In his first years a child learns to sit, to walk, to speak and to do so many other things – without really being taught. You don’t teach your child how to walk, learning to walk is a natural learning process. Unschoolers think that basically everything you learn can be learned in such a natural learning process. Children have their own learning goals – and they pursue them. If we let them.
Children are intrinsically motivated to explore the world and to learn so many things – basically everything they really need to. We as parents, however, have to learn to trust them in what they are doing. That’s what unschooling is all about.

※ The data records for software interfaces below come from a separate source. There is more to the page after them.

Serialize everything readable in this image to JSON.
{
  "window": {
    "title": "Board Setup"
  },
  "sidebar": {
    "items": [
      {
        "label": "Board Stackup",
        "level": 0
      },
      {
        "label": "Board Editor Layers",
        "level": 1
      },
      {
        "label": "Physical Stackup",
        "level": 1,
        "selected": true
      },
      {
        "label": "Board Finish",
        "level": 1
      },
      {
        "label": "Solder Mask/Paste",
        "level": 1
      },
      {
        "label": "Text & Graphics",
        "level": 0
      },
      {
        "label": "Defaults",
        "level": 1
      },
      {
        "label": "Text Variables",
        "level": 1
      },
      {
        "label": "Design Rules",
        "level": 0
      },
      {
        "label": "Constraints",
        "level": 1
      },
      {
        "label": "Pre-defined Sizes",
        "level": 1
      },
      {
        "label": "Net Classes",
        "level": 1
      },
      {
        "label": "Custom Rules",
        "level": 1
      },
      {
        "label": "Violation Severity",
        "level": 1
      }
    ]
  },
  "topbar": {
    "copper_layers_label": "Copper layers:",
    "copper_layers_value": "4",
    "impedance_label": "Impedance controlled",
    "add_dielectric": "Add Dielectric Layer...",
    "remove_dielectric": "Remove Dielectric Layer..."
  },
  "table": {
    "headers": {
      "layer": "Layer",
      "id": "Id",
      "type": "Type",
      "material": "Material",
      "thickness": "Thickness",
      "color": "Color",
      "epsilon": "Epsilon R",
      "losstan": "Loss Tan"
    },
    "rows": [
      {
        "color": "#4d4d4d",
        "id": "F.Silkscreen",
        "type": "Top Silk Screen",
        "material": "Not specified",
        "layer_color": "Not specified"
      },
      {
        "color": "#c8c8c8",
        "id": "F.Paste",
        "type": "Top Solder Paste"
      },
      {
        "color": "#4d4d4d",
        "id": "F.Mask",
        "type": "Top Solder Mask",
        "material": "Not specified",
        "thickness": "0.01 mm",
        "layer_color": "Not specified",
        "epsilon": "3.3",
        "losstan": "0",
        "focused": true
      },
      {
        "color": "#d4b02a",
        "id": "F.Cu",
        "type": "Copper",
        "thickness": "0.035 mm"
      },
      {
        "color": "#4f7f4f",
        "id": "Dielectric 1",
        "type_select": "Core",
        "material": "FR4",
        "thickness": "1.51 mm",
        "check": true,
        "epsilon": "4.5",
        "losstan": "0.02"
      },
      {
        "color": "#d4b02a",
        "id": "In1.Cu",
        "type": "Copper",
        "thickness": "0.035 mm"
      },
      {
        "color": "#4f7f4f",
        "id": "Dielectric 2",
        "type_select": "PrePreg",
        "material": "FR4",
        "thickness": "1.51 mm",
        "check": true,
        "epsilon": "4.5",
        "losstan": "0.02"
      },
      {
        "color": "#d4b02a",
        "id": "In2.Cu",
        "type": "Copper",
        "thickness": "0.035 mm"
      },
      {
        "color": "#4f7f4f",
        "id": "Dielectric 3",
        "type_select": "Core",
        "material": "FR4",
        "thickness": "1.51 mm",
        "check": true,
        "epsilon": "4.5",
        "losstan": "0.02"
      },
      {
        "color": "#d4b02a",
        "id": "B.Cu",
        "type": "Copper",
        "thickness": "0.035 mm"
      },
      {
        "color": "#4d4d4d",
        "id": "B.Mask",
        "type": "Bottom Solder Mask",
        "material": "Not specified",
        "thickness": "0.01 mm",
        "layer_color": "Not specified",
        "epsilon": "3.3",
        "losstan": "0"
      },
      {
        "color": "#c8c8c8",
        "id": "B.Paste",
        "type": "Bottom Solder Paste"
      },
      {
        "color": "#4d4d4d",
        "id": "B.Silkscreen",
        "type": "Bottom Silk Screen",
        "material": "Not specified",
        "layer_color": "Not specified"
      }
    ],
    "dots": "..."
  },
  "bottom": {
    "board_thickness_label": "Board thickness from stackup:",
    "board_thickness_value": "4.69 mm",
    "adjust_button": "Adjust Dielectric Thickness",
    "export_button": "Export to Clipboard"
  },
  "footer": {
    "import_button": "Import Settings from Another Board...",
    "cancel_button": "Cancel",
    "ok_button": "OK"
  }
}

You don’t really start unschooling. Unschooling is a process that comes naturally as soon as your child is born – maybe even before birth. The question is if you stop that natural learning process one day to school your child – or not.
There are different unschooling approaches. Some parents do use classical learning materials in a sort of “prepared environment”. That means they hardly regulate their children’s learning processes, but they do offer learning materials and a prepared learning environment in order to take stock of their children’s state of knowledge. And sometimes they even seek to inspire their children to deal with domains they don’t love too much.

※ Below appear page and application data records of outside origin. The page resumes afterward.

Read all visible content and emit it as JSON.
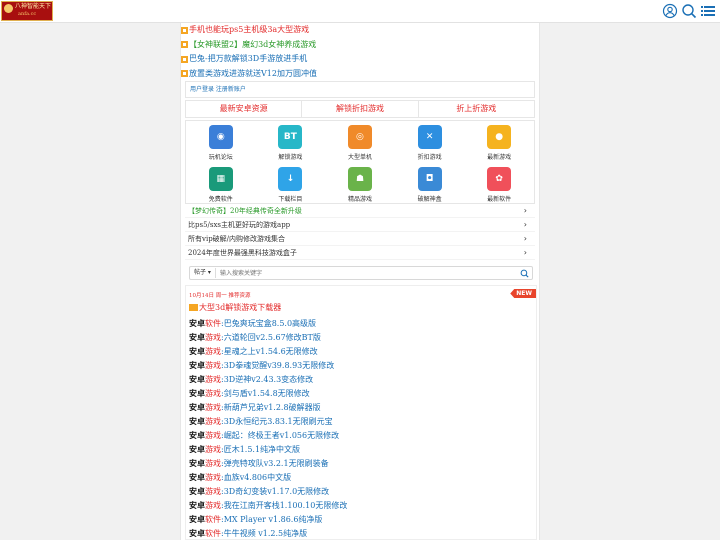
{
  "header": {
    "logo_text": "八神智能天下",
    "logo_sub": "anfa.cc",
    "icons": [
      "user-icon",
      "search-icon",
      "menu-icon"
    ]
  },
  "ads": [
    {
      "text": "手机也能玩ps5主机级3a大型游戏",
      "color": "#e32b2b"
    },
    {
      "text": "【女神联盟2】魔幻3d女神养成游戏",
      "color": "#2a9a2a"
    },
    {
      "text": "巴兔-把万款解锁3D手游放进手机",
      "color": "#1a6fb5"
    },
    {
      "text": "放置类游戏进游就送V12加万圆冲值",
      "color": "#1a6fb5"
    }
  ],
  "login": {
    "text": "用户登录 注册新账户"
  },
  "tabs": [
    "最新安卓资源",
    "解锁折扣游戏",
    "折上折游戏"
  ],
  "grid": [
    {
      "label": "玩机论坛",
      "icon": "forum-icon",
      "color": "#3b7fd8",
      "glyph": "◉"
    },
    {
      "label": "解锁游戏",
      "icon": "bt-game-icon",
      "color": "#27b7c8",
      "glyph": "BT"
    },
    {
      "label": "大型单机",
      "icon": "gamepad-icon",
      "color": "#f08a2a",
      "glyph": "◎"
    },
    {
      "label": "折扣游戏",
      "icon": "tools-icon",
      "color": "#2d8fe0",
      "glyph": "✕"
    },
    {
      "label": "最新游戏",
      "icon": "game-controller-icon",
      "color": "#f5b31f",
      "glyph": "●"
    },
    {
      "label": "免费软件",
      "icon": "grid-app-icon",
      "color": "#1a9a7a",
      "glyph": "▦"
    },
    {
      "label": "下载栏目",
      "icon": "download-icon",
      "color": "#2fa4e8",
      "glyph": "↓"
    },
    {
      "label": "精品游戏",
      "icon": "android-icon",
      "color": "#6ab34a",
      "glyph": "☗"
    },
    {
      "label": "破解神盒",
      "icon": "cup-icon",
      "color": "#3a8ad6",
      "glyph": "◘"
    },
    {
      "label": "最新软件",
      "icon": "star-app-icon",
      "color": "#f0505a",
      "glyph": "✿"
    }
  ],
  "list": [
    {
      "text": "【梦幻传奇】20年经典传奇全新升级",
      "color": "#2a9a2a"
    },
    {
      "text": "比ps5/sxs主机更好玩的游戏app",
      "color": "#333333"
    },
    {
      "text": "所有vip破解/内购修改游戏集合",
      "color": "#333333"
    },
    {
      "text": "2024年度世界最强黑科技游戏盒子",
      "color": "#333333"
    }
  ],
  "search": {
    "select": "帖子",
    "placeholder": "输入搜索关键字"
  },
  "news": {
    "date": "10月14日 周一  推荐资源",
    "badge": "NEW",
    "headline": "大型3d解锁游戏下载器",
    "items": [
      {
        "prefix": "安卓",
        "cat": "软件",
        "title": ":巴兔爽玩宝盒8.5.0高级版"
      },
      {
        "prefix": "安卓",
        "cat": "游戏",
        "title": ":六道轮回v2.5.67修改BT版"
      },
      {
        "prefix": "安卓",
        "cat": "游戏",
        "title": ":星魂之上v1.54.6无限修改"
      },
      {
        "prefix": "安卓",
        "cat": "游戏",
        "title": ":3D拳魂觉醒v39.8.93无限修改"
      },
      {
        "prefix": "安卓",
        "cat": "游戏",
        "title": ":3D逆神v2.43.3变态修改"
      },
      {
        "prefix": "安卓",
        "cat": "游戏",
        "title": ":剑与盾v1.54.8无限修改"
      },
      {
        "prefix": "安卓",
        "cat": "游戏",
        "title": ":新葫芦兄弟v1.2.8破解器版"
      },
      {
        "prefix": "安卓",
        "cat": "游戏",
        "title": ":3D永恒纪元3.83.1无限刷元宝"
      },
      {
        "prefix": "安卓",
        "cat": "游戏",
        "title": ":崛起：终极王者v1.056无限修改"
      },
      {
        "prefix": "安卓",
        "cat": "游戏",
        "title": ":匠木1.5.1纯净中文版"
      },
      {
        "prefix": "安卓",
        "cat": "游戏",
        "title": ":弹壳特攻队v3.2.1无限刷装备"
      },
      {
        "prefix": "安卓",
        "cat": "游戏",
        "title": ":血族v4.806中文版"
      },
      {
        "prefix": "安卓",
        "cat": "游戏",
        "title": ":3D奇幻变装v1.17.0无限修改"
      },
      {
        "prefix": "安卓",
        "cat": "游戏",
        "title": ":我在江南开客栈1.100.10无限修改"
      },
      {
        "prefix": "安卓",
        "cat": "软件",
        "title": ":MX Player v1.86.6纯净版"
      },
      {
        "prefix": "安卓",
        "cat": "软件",
        "title": ":牛牛视频 v1.2.5纯净版"
      }
    ]
  }
}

Radical unschooling, however, doesn’t instruct or regulate at all. There is no prepared environment or school materials unless the children utterly demand them.
How do you feel about unschooling?
Since 2012 there is a huge controversy regarding Attachment Parenting (AP) in the English speaking part of the world which was caused by a cover picture on Time magazine that showed a Mom breastfeeding her almost 4-year-old child.
But what is AP after all and why would anybody breastfeed a 4-year-old?
AP – or as we call it “need-oriented parenting” – is a parenting style that focuses a lot on meeting a child’s needs and being empathetic and responsive in order to establish a strong mother-child-bond. This bond between mother and child – also called “attachment” – is crucial for a child’s healthy personal development.
Therefore many parents who practice AP choose (longterm) breastfeeding, babywearing, co-sleeping, cloth diapers or elimination communication, homeschooling or even unschooling, organic home-made food and gentle discipline. AP is a highly communicative parenting approach.
In the US AP is widely regarded as a mainly Christian parenting style, whereas Europeans tend to assume AP to be a secular parenting approach. Feminists often criticize AP as “New Momism” which promotes role models that should be overcome by now – but maybe a child’s needs and his personal development should be more important than social ideologies…
To us as parents the main reason for bringing our children up in an AP way of life is this:
Certainly sons are a gift from the Lord,
the fruit of the womb, a reward.
~ Psalms 127:3
Our children are a gift and a blessing from God – so we should treat them as the gift they are. How would you treat a gift that is very precious to you? We decided we wanted our kids to grow up in a family that grants them love, respect, trust, emotional security, warmth, protection, happiness and the freedom to just be who they are.
That’s why we chose this parenting style.
Our weekend has been a wonderful spring weekend. Most of the time we have been outside enjoying the sunshine, beautiful spring blossoms and every now and then a family picnic. But why don’t you see for yourself:
I adore spring blossoms, so most of the pictures I took this weekend were blossoms pictures.
I also love this special shade of green that leaves only have in May:
Other than that we enjoyed several picnics out in the garden and in the park. Spring is such a wonderful season, I love it so much more than summer, because it isn’t so hot.
If you are already a regular reader of this blog you won’t be surprised to read that OF COURSE we baked a cake that we took with us to our picnics.
By the way raisins are perfect if you don’t want your children to eat a lot of sugar. They are kind of “healthy candy”.
Our kids enjoyed being outside, too. Playing outside is so much more fun, than staying inside.
How was your weekend?